The idea of a 60-year-old gay man hiding his sexual orientation for his entire life certainly is plausible, though the way in which it is presented in Boulevard, the fifth feature film from Dito Montiel (Empire State), is just downright dull.
Robin Williams stars as Nolan Mack, a man steadfast in his routine bank job and “happy” in his marriage of convenience to Joy (Kathy Baker). One uneventful night, Nolan slowly and deliberately drives down a boulevard known for its streetwalkers and picks up a young male prostitute played (Roberto Aguire). It’s unclear whether or not Nolan has ever done this before since Williams reacts as neither surprised nor accustomed to how the whole scenario goes down. They begin meeting again and again, though their relationship seems more like that of a father and son than one of a sexual nature.
Believability and inconsistent characters are a real factor here. The one time in 26 years that Nolan is 15 minutes late to work, his boss threatens to revoke a potential promotion. Suddenly Nolan’s best friend (Bob Odenkirk) becomes suspicious over incredibly mundane things, and his wife Joy for the majority of the film shows little care for the obvious clues that her husband is gay, and reacts in a way that seems falsely intense, as if she thinks this is how she’s supposed to react.
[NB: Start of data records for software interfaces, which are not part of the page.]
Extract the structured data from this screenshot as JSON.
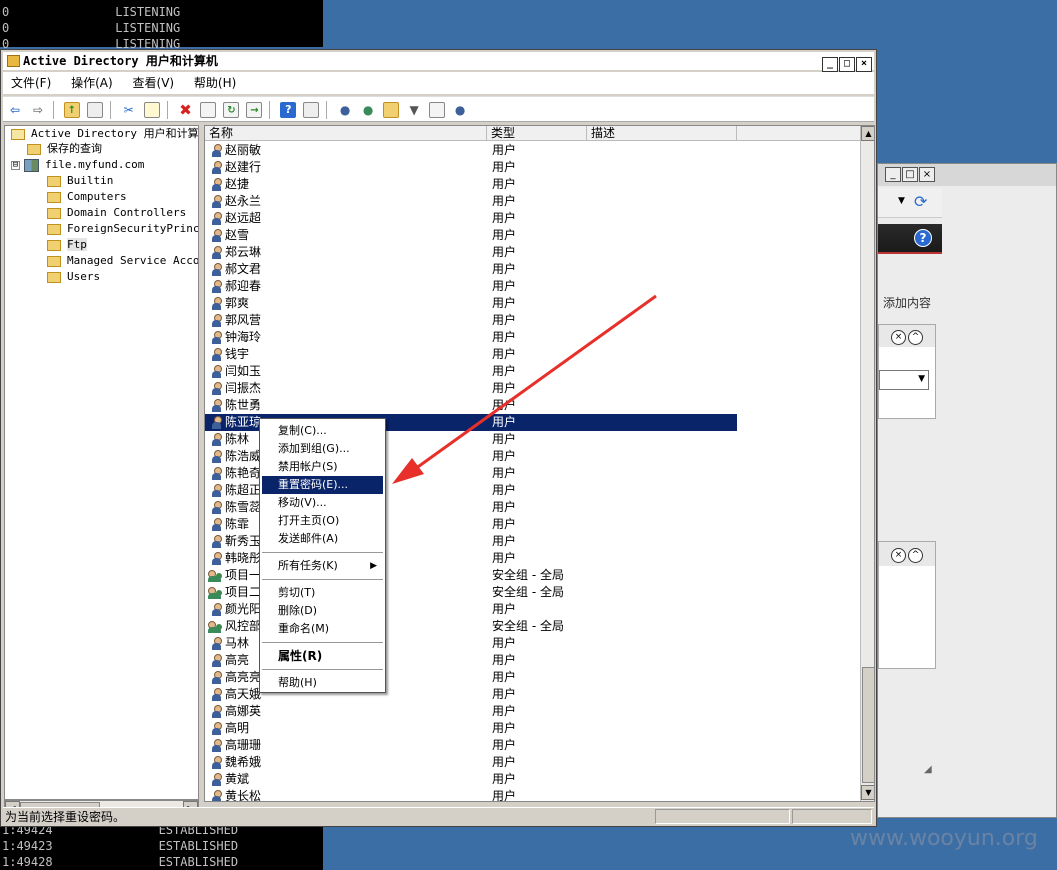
{
  "console": {
    "top_lines": [
      {
        "prefix": "0",
        "state": "LISTENING"
      },
      {
        "prefix": "0",
        "state": "LISTENING"
      },
      {
        "prefix": "0",
        "state": "LISTENING"
      }
    ],
    "bottom_lines": [
      {
        "prefix": "1:49424",
        "state": "ESTABLISHED"
      },
      {
        "prefix": "1:49423",
        "state": "ESTABLISHED"
      },
      {
        "prefix": "1:49428",
        "state": "ESTABLISHED"
      }
    ]
  },
  "background_window": {
    "add_content_label": "添加内容",
    "help_icon": "help-icon",
    "refresh_icon": "refresh-icon"
  },
  "window": {
    "title": "Active Directory 用户和计算机",
    "controls": {
      "minimize": "_",
      "maximize": "□",
      "close": "×"
    }
  },
  "menubar": {
    "file": "文件(F)",
    "action": "操作(A)",
    "view": "查看(V)",
    "help": "帮助(H)"
  },
  "toolbar_icons": [
    "back-arrow-icon",
    "forward-arrow-icon",
    "up-folder-icon",
    "show-hide-tree-icon",
    "cut-icon",
    "copy-icon",
    "delete-icon",
    "properties-icon",
    "refresh-icon",
    "export-icon",
    "help-icon",
    "console-icon",
    "new-user-icon",
    "new-group-icon",
    "new-ou-icon",
    "filter-icon",
    "find-icon",
    "add-to-group-icon"
  ],
  "tree": {
    "root": "Active Directory 用户和计算机",
    "saved_queries": "保存的查询",
    "domain": "file.myfund.com",
    "expander": "⊟",
    "items": [
      "Builtin",
      "Computers",
      "Domain Controllers",
      "ForeignSecurityPrincip",
      "Ftp",
      "Managed Service Accour",
      "Users"
    ]
  },
  "list": {
    "columns": {
      "name": "名称",
      "type": "类型",
      "description": "描述"
    },
    "rows": [
      {
        "name": "赵丽敏",
        "type": "用户",
        "kind": "user"
      },
      {
        "name": "赵建行",
        "type": "用户",
        "kind": "user"
      },
      {
        "name": "赵捷",
        "type": "用户",
        "kind": "user"
      },
      {
        "name": "赵永兰",
        "type": "用户",
        "kind": "user"
      },
      {
        "name": "赵远超",
        "type": "用户",
        "kind": "user"
      },
      {
        "name": "赵雪",
        "type": "用户",
        "kind": "user"
      },
      {
        "name": "郑云琳",
        "type": "用户",
        "kind": "user"
      },
      {
        "name": "郝文君",
        "type": "用户",
        "kind": "user"
      },
      {
        "name": "郝迎春",
        "type": "用户",
        "kind": "user"
      },
      {
        "name": "郭爽",
        "type": "用户",
        "kind": "user"
      },
      {
        "name": "郭风营",
        "type": "用户",
        "kind": "user"
      },
      {
        "name": "钟海玲",
        "type": "用户",
        "kind": "user"
      },
      {
        "name": "钱宇",
        "type": "用户",
        "kind": "user"
      },
      {
        "name": "闫如玉",
        "type": "用户",
        "kind": "user"
      },
      {
        "name": "闫振杰",
        "type": "用户",
        "kind": "user"
      },
      {
        "name": "陈世勇",
        "type": "用户",
        "kind": "user"
      },
      {
        "name": "陈亚琼",
        "type": "用户",
        "kind": "user",
        "selected": true
      },
      {
        "name": "陈林",
        "type": "用户",
        "kind": "user"
      },
      {
        "name": "陈浩威",
        "type": "用户",
        "kind": "user"
      },
      {
        "name": "陈艳奇",
        "type": "用户",
        "kind": "user"
      },
      {
        "name": "陈超正",
        "type": "用户",
        "kind": "user"
      },
      {
        "name": "陈雪蕊",
        "type": "用户",
        "kind": "user"
      },
      {
        "name": "陈霏",
        "type": "用户",
        "kind": "user"
      },
      {
        "name": "靳秀玉",
        "type": "用户",
        "kind": "user"
      },
      {
        "name": "韩晓彤",
        "type": "用户",
        "kind": "user"
      },
      {
        "name": "项目一",
        "type": "安全组 - 全局",
        "kind": "group"
      },
      {
        "name": "项目二",
        "type": "安全组 - 全局",
        "kind": "group"
      },
      {
        "name": "颜光阳",
        "type": "用户",
        "kind": "user"
      },
      {
        "name": "风控部",
        "type": "安全组 - 全局",
        "kind": "group"
      },
      {
        "name": "马林",
        "type": "用户",
        "kind": "user"
      },
      {
        "name": "高亮",
        "type": "用户",
        "kind": "user"
      },
      {
        "name": "高亮亮",
        "type": "用户",
        "kind": "user"
      },
      {
        "name": "高天娥",
        "type": "用户",
        "kind": "user"
      },
      {
        "name": "高娜英",
        "type": "用户",
        "kind": "user"
      },
      {
        "name": "高明",
        "type": "用户",
        "kind": "user"
      },
      {
        "name": "高珊珊",
        "type": "用户",
        "kind": "user"
      },
      {
        "name": "魏希娥",
        "type": "用户",
        "kind": "user"
      },
      {
        "name": "黄斌",
        "type": "用户",
        "kind": "user"
      },
      {
        "name": "黄长松",
        "type": "用户",
        "kind": "user"
      }
    ]
  },
  "context_menu": {
    "items": [
      {
        "label": "复制(C)...",
        "group": 1
      },
      {
        "label": "添加到组(G)...",
        "group": 1
      },
      {
        "label": "禁用帐户(S)",
        "group": 1
      },
      {
        "label": "重置密码(E)...",
        "group": 1,
        "highlighted": true
      },
      {
        "label": "移动(V)...",
        "group": 1
      },
      {
        "label": "打开主页(O)",
        "group": 1
      },
      {
        "label": "发送邮件(A)",
        "group": 1
      },
      {
        "label": "所有任务(K)",
        "group": 2,
        "submenu": true
      },
      {
        "label": "剪切(T)",
        "group": 3
      },
      {
        "label": "删除(D)",
        "group": 3
      },
      {
        "label": "重命名(M)",
        "group": 3
      },
      {
        "label": "属性(R)",
        "group": 4,
        "bold": true
      },
      {
        "label": "帮助(H)",
        "group": 5
      }
    ],
    "submenu_arrow": "▶"
  },
  "statusbar": {
    "text": "为当前选择重设密码。"
  },
  "annotation": {
    "arrow_color": "#e8302a"
  },
  "watermark": "www.wooyun.org"
}
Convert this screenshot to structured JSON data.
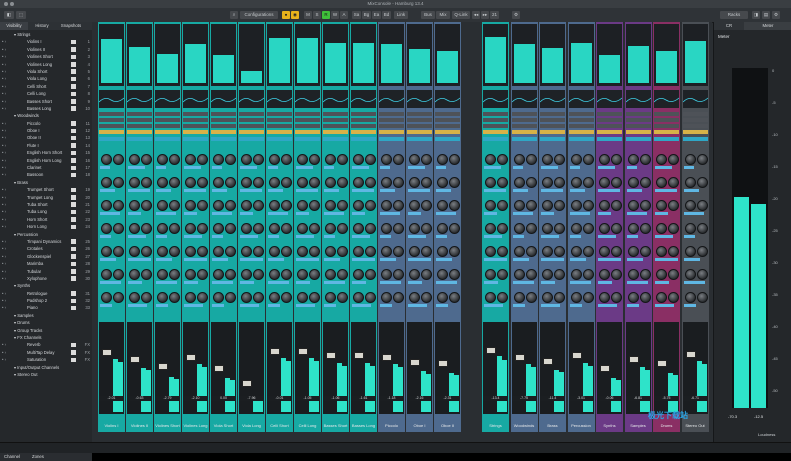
{
  "window": {
    "title": "MixConsole - Hamburg 13.4"
  },
  "toolbar": {
    "configurations_label": "Configurations",
    "buttons": [
      "M",
      "S",
      "R",
      "W",
      "A",
      "Sa",
      "Bg",
      "Ea",
      "Bd",
      "Link",
      "Bus",
      "Mix",
      "Q-Link"
    ],
    "page_num": "21",
    "racks_label": "Racks"
  },
  "left_panel": {
    "tabs": [
      "Visibility",
      "History",
      "Snapshots"
    ],
    "tracks": [
      {
        "name": "Strings",
        "num": ""
      },
      {
        "name": "Violins I",
        "num": "1"
      },
      {
        "name": "Violines II",
        "num": "2"
      },
      {
        "name": "Violines Short",
        "num": "3"
      },
      {
        "name": "Violines Long",
        "num": "4"
      },
      {
        "name": "Viola Short",
        "num": "5"
      },
      {
        "name": "Viola Long",
        "num": "6"
      },
      {
        "name": "Celli Short",
        "num": "7"
      },
      {
        "name": "Celli Long",
        "num": "8"
      },
      {
        "name": "Basses Short",
        "num": "9"
      },
      {
        "name": "Basses Long",
        "num": "10"
      },
      {
        "name": "Woodwinds",
        "num": ""
      },
      {
        "name": "Piccolo",
        "num": "11"
      },
      {
        "name": "Oboe I",
        "num": "12"
      },
      {
        "name": "Oboe II",
        "num": "13"
      },
      {
        "name": "Flute I",
        "num": "14"
      },
      {
        "name": "English Horn Short",
        "num": "15"
      },
      {
        "name": "English Horn Long",
        "num": "16"
      },
      {
        "name": "Clarinet",
        "num": "17"
      },
      {
        "name": "Bassoon",
        "num": "18"
      },
      {
        "name": "Brass",
        "num": ""
      },
      {
        "name": "Trumpet Short",
        "num": "19"
      },
      {
        "name": "Trumpet Long",
        "num": "20"
      },
      {
        "name": "Tuba Short",
        "num": "21"
      },
      {
        "name": "Tuba Long",
        "num": "22"
      },
      {
        "name": "Horn Short",
        "num": "23"
      },
      {
        "name": "Horn Long",
        "num": "24"
      },
      {
        "name": "Percussion",
        "num": ""
      },
      {
        "name": "Timpani Dynamics",
        "num": "25"
      },
      {
        "name": "Crotales",
        "num": "26"
      },
      {
        "name": "Glockenspiel",
        "num": "27"
      },
      {
        "name": "Marimba",
        "num": "28"
      },
      {
        "name": "Tubular",
        "num": "29"
      },
      {
        "name": "Xylophone",
        "num": "30"
      },
      {
        "name": "Synths",
        "num": ""
      },
      {
        "name": "Retrologue",
        "num": "31"
      },
      {
        "name": "Padshop 2",
        "num": "32"
      },
      {
        "name": "Piano",
        "num": "33"
      },
      {
        "name": "Samples",
        "num": ""
      },
      {
        "name": "Drums",
        "num": ""
      },
      {
        "name": "Group Tracks",
        "num": ""
      },
      {
        "name": "FX Channels",
        "num": ""
      },
      {
        "name": "Reverb",
        "num": "FX"
      },
      {
        "name": "MultiTap Delay",
        "num": "FX"
      },
      {
        "name": "Saturation",
        "num": "FX"
      },
      {
        "name": "Input/Output Channels",
        "num": ""
      },
      {
        "name": "Stereo Out",
        "num": ""
      }
    ],
    "bottom_tabs": [
      "Channel",
      "Zones"
    ]
  },
  "mixer": {
    "strips": [
      {
        "name": "Violins I",
        "val": "-2.01",
        "meter": 0.78,
        "color": "#17a9a3"
      },
      {
        "name": "Violines II",
        "val": "-0.63",
        "meter": 0.65,
        "color": "#17a9a3"
      },
      {
        "name": "Violines Short",
        "val": "-2.79",
        "meter": 0.52,
        "color": "#17a9a3"
      },
      {
        "name": "Violines Long",
        "val": "-2.10",
        "meter": 0.7,
        "color": "#17a9a3"
      },
      {
        "name": "Viola Short",
        "val": "0.00",
        "meter": 0.5,
        "color": "#17a9a3"
      },
      {
        "name": "Viola Long",
        "val": "-7.96",
        "meter": 0.22,
        "color": "#17a9a3"
      },
      {
        "name": "Celli Short",
        "val": "-0.01",
        "meter": 0.8,
        "color": "#17a9a3"
      },
      {
        "name": "Celli Long",
        "val": "-1.05",
        "meter": 0.8,
        "color": "#17a9a3"
      },
      {
        "name": "Basses Short",
        "val": "-1.06",
        "meter": 0.72,
        "color": "#17a9a3"
      },
      {
        "name": "Basses Long",
        "val": "-1.61",
        "meter": 0.72,
        "color": "#17a9a3"
      },
      {
        "name": "Piccolo",
        "val": "-1.18",
        "meter": 0.7,
        "color": "#4e6a8e"
      },
      {
        "name": "Oboe I",
        "val": "-2.16",
        "meter": 0.6,
        "color": "#4e6a8e"
      },
      {
        "name": "Oboe II",
        "val": "-2.31",
        "meter": 0.58,
        "color": "#4e6a8e"
      },
      {
        "name": "Strings",
        "val": "-13.4",
        "meter": 0.82,
        "color": "#17a9a3"
      },
      {
        "name": "Woodwinds",
        "val": "-7.75",
        "meter": 0.7,
        "color": "#4e6a8e"
      },
      {
        "name": "Brass",
        "val": "-11.4",
        "meter": 0.62,
        "color": "#4e6a8e"
      },
      {
        "name": "Percussion",
        "val": "-3.01",
        "meter": 0.72,
        "color": "#4e6a8e"
      },
      {
        "name": "Synths",
        "val": "-0.06",
        "meter": 0.5,
        "color": "#6b3a86"
      },
      {
        "name": "Samples",
        "val": "-6.81",
        "meter": 0.66,
        "color": "#6b3a86"
      },
      {
        "name": "Drums",
        "val": "-5.75",
        "meter": 0.58,
        "color": "#8a2f64"
      },
      {
        "name": "Stereo Out",
        "val": "-6.71",
        "meter": 0.75,
        "color": "#4a4f55"
      }
    ]
  },
  "right_panel": {
    "tabs": [
      "CR",
      "Meter"
    ],
    "section": "Meter",
    "readouts": [
      "-70.3",
      "-12.5"
    ],
    "scale_marks": [
      "0",
      "-5",
      "-10",
      "-15",
      "-20",
      "-25",
      "-30",
      "-35",
      "-40",
      "-45",
      "-50"
    ],
    "bottom_label": "Loudness"
  },
  "watermark": "极光下载站"
}
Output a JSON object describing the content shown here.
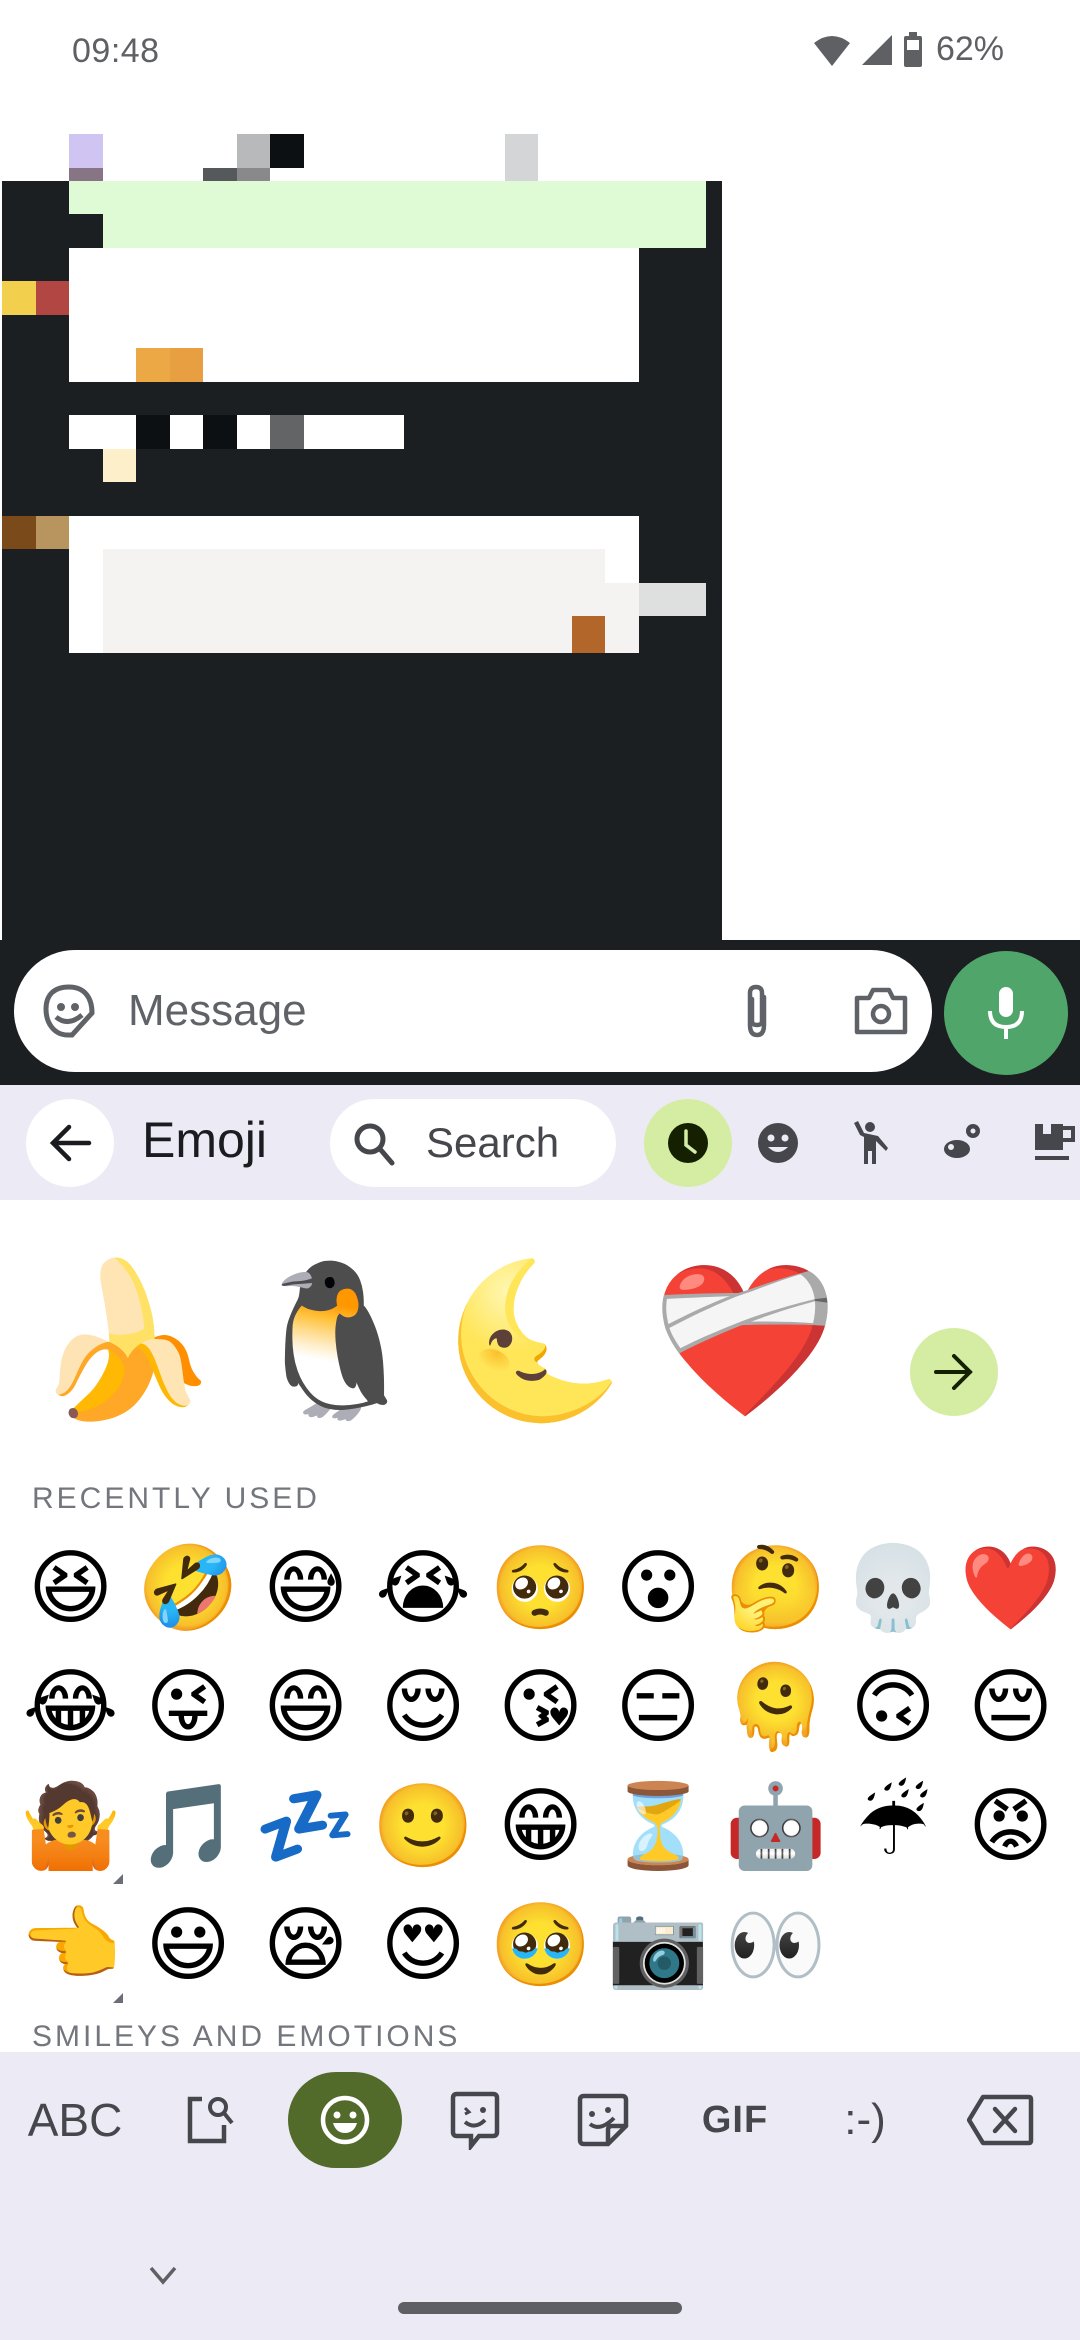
{
  "status_bar": {
    "time": "09:48",
    "battery": "62%",
    "icons": [
      "wifi-icon",
      "cell-signal-icon",
      "battery-icon"
    ]
  },
  "chat": {
    "obscured": true,
    "note_colors": {
      "background": "#1b1f21",
      "outgoing_bubble": "#dffbd6",
      "incoming_bubble": "#ffffff"
    }
  },
  "compose": {
    "placeholder": "Message",
    "sticker_icon": "sticker-smiley-icon",
    "attach_icon": "paperclip-icon",
    "camera_icon": "camera-icon",
    "mic_icon": "microphone-icon",
    "mic_color": "#4fa56a"
  },
  "emoji_header": {
    "back_icon": "arrow-left-icon",
    "title": "Emoji",
    "search_label": "Search",
    "categories": [
      {
        "name": "recent",
        "icon": "clock-icon",
        "active": true
      },
      {
        "name": "smileys",
        "icon": "smiley-icon",
        "active": false
      },
      {
        "name": "people",
        "icon": "person-waving-icon",
        "active": false
      },
      {
        "name": "nature",
        "icon": "bee-flower-icon",
        "active": false
      },
      {
        "name": "food",
        "icon": "cup-icon",
        "active": false
      }
    ],
    "accent": "#d4eda2"
  },
  "emoji_kitchen": {
    "items": [
      {
        "name": "banana-laughing-tears",
        "glyph": "🍌"
      },
      {
        "name": "penguin-bouquet",
        "glyph": "🐧"
      },
      {
        "name": "moon-hearts",
        "glyph": "🌜"
      },
      {
        "name": "mending-heart-hug",
        "glyph": "❤️‍🩹"
      }
    ],
    "next_icon": "arrow-right-icon"
  },
  "sections": {
    "recent_label": "RECENTLY USED",
    "smileys_label": "SMILEYS AND EMOTIONS"
  },
  "recent_emoji": [
    [
      "😆",
      "🤣",
      "😅",
      "😭",
      "🥺",
      "😮",
      "🤔",
      "💀",
      "❤️"
    ],
    [
      "😂",
      "😜",
      "😄",
      "😌",
      "😘",
      "😑",
      "🫠",
      "🙃",
      "😔"
    ],
    [
      "🤷",
      "🎵",
      "💤",
      "🙂",
      "😁",
      "⏳",
      "🤖",
      "☔",
      "😡"
    ],
    [
      "👈",
      "😃",
      "😪",
      "😍",
      "🥹",
      "📷",
      "👀"
    ]
  ],
  "variant_marked": [
    [
      2,
      0
    ],
    [
      3,
      0
    ]
  ],
  "keyboard_bar": {
    "abc_label": "ABC",
    "gif_label": "GIF",
    "emoticon_label": ":-)",
    "buttons": [
      "abc",
      "emoji-search-icon",
      "emoji-icon",
      "emoticon-bubble-icon",
      "sticker-icon",
      "gif",
      "emoticon",
      "backspace-icon"
    ],
    "active_color": "#536b2a"
  }
}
Montiel’s A Guide to Recognizing Your Saints featured perfectly subdued scenes of characters interacting naturally. Unfortunately, every encounter in Boulevard feels like the antithesis of that. Each scene feels incredibly staged and perfectly blocked. It might be Williams’ stiff acting. Though we are supposed to pity the guy, the quiet character becomes too creepy, reminiscent of Williams’ weirdo from One Hour Photo.
Just Before I Go
In Courteney Cox’s directorial debut, Seann William Scott plays Ted, a 41-year-old pet supply store manager with no wife and no kids and no drive. He decides to end his life, but before doing so he takes a trip back to his hometown to confront some old demons. Cox has said that she gravitates towards inappropriate humor, which is evident in this wonky comedy, but sadly Just Before I Go fails at finding a balance between its crass jokes and serious subject matter.
Among a gaggle of caricatures who say ridiculous things and agree to ridiculous scenarios, the most unfortunate character here is Ted’s sister-in-law Kathleen (Kate Walsh). So unhappy in her marriage that she spits into her husband’s coffee, she has concocted herself a disorder in which she walks into other bedrooms and “sleep masturbates.” It’s awkward to watch, but even more embarrassing for Walsh to play. The only real plus here is a great performance from Kyle Gallner as Zeke, Ted’s nephew who is facing the task of choosing between coming out to his parents and friends, or losing his boyfriend. His scenes are touching and the only real heart of the entire dysfunctional story.
Cox’s bizarre tonal shifts, and a weak screenplay by David Flebotte (a writer on the cancelled Courteney Cox FX series Dirt) seesaws the film between the kind of slapstick comedy that we expect from Scott, and an intense examination on suicide, a topic the film unfortunately takes way too lightly.